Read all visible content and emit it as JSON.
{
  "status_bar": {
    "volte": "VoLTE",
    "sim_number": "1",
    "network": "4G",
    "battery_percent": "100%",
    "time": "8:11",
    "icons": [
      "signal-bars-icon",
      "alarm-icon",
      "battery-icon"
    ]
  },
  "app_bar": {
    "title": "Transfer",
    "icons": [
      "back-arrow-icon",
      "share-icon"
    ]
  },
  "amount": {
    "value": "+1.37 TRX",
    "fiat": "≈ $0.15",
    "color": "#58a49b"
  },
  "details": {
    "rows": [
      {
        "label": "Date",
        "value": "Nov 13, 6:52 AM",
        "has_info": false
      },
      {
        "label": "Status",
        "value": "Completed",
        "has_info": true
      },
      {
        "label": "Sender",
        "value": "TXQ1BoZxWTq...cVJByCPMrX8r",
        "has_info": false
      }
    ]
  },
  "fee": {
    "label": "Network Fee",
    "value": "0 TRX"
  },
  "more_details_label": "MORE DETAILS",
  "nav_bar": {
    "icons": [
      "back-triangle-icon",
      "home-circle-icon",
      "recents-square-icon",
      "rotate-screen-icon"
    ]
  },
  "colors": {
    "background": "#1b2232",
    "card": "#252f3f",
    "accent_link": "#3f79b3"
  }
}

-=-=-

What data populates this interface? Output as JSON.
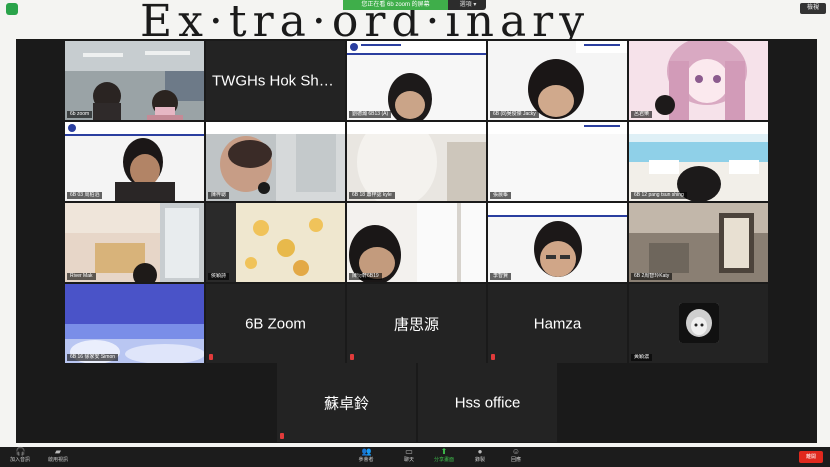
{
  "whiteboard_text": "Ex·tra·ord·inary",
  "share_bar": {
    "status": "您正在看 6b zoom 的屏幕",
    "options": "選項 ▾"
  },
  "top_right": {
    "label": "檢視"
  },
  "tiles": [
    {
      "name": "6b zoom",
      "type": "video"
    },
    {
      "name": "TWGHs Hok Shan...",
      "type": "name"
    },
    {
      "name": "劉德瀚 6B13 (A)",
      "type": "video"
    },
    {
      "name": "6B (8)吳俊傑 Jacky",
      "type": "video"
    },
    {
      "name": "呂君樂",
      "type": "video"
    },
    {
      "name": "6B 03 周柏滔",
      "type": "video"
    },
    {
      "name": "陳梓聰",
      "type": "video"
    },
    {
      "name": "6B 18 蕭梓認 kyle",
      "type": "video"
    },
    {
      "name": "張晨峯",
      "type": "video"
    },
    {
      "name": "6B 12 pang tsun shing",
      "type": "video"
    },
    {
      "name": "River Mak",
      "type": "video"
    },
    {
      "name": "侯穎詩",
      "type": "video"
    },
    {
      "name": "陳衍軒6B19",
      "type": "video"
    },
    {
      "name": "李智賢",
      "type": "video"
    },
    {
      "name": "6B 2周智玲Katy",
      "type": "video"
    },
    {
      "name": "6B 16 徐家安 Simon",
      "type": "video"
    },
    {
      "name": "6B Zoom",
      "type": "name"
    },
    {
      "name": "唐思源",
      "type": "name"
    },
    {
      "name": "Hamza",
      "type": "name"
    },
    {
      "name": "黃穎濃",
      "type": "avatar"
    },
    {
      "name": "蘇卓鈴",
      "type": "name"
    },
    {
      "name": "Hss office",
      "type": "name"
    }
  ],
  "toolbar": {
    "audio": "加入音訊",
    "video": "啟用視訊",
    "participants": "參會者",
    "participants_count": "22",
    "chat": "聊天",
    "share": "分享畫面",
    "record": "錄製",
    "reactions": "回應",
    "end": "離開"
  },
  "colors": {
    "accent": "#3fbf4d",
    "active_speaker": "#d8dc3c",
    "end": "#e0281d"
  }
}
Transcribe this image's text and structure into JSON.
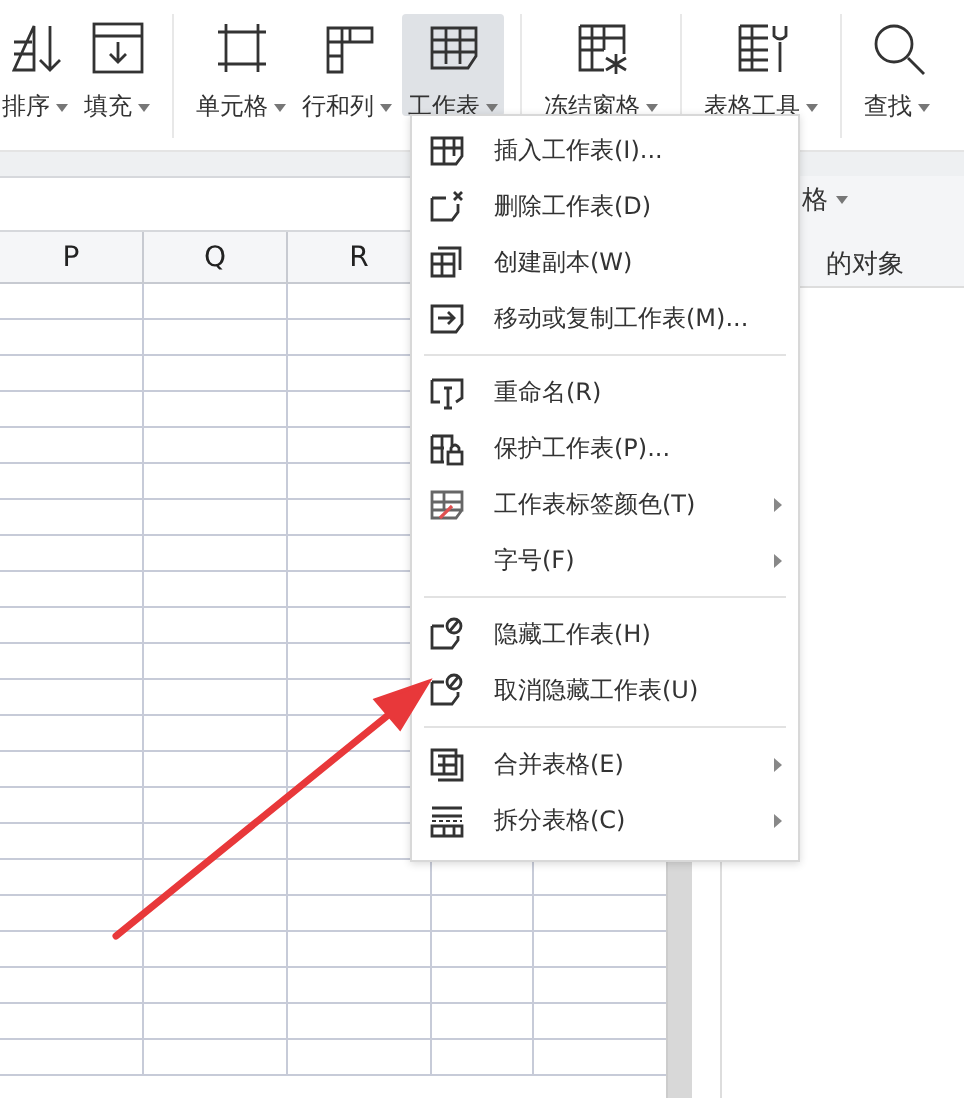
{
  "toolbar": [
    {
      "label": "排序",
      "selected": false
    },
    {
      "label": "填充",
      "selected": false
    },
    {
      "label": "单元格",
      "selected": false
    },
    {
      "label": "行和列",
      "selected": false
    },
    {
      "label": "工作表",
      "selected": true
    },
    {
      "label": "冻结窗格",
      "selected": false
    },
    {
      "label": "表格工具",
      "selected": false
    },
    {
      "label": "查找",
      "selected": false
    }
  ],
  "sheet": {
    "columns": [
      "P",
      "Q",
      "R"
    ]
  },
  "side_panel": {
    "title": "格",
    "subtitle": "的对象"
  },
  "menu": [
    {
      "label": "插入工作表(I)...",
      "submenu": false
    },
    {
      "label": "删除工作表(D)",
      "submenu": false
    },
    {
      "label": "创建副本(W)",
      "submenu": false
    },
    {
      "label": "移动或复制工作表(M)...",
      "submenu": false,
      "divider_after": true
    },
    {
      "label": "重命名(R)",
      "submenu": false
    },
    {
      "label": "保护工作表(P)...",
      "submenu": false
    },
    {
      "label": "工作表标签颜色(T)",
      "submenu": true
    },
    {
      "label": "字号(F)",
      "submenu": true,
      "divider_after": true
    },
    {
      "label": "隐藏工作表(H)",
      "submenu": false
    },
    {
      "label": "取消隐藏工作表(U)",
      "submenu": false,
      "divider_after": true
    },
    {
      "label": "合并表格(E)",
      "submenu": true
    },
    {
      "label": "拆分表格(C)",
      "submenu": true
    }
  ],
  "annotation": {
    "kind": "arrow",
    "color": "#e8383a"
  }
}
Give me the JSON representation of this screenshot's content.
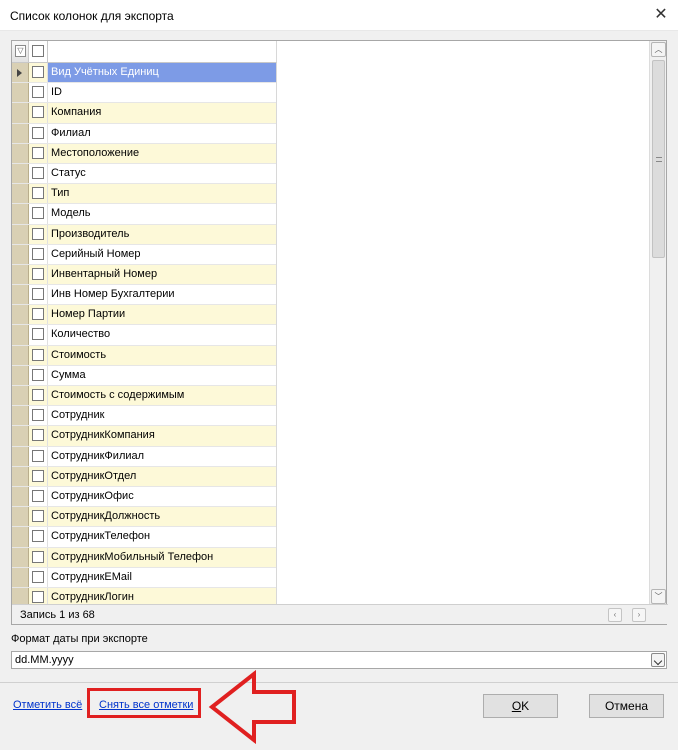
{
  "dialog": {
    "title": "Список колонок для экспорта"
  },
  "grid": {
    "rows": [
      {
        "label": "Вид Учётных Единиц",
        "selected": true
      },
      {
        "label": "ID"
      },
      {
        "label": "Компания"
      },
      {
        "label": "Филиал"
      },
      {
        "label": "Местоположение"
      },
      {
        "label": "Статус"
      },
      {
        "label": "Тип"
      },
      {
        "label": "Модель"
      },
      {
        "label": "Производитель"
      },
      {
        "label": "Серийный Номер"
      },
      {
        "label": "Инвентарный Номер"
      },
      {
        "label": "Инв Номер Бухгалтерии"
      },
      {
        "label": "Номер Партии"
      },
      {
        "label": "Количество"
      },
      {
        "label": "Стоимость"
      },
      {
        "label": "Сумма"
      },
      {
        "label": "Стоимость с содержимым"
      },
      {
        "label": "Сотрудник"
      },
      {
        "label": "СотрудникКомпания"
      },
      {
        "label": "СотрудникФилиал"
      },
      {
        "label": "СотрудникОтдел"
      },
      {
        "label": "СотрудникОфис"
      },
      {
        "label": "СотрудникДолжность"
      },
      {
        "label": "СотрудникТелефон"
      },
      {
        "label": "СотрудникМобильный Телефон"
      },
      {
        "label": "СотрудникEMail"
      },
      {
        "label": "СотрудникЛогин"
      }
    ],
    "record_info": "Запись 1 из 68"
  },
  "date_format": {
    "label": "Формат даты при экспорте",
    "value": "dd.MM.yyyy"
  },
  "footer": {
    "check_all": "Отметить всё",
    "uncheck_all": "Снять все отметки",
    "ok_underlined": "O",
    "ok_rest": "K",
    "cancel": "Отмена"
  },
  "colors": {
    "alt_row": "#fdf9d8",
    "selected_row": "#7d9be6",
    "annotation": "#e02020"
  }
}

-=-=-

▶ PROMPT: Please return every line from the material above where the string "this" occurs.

▶ EXERCISE SOLUTION:
What data populates this interface? Output as JSON.
Transcribe this image's text and structure into JSON.
Give me the JSON representation of this screenshot's content.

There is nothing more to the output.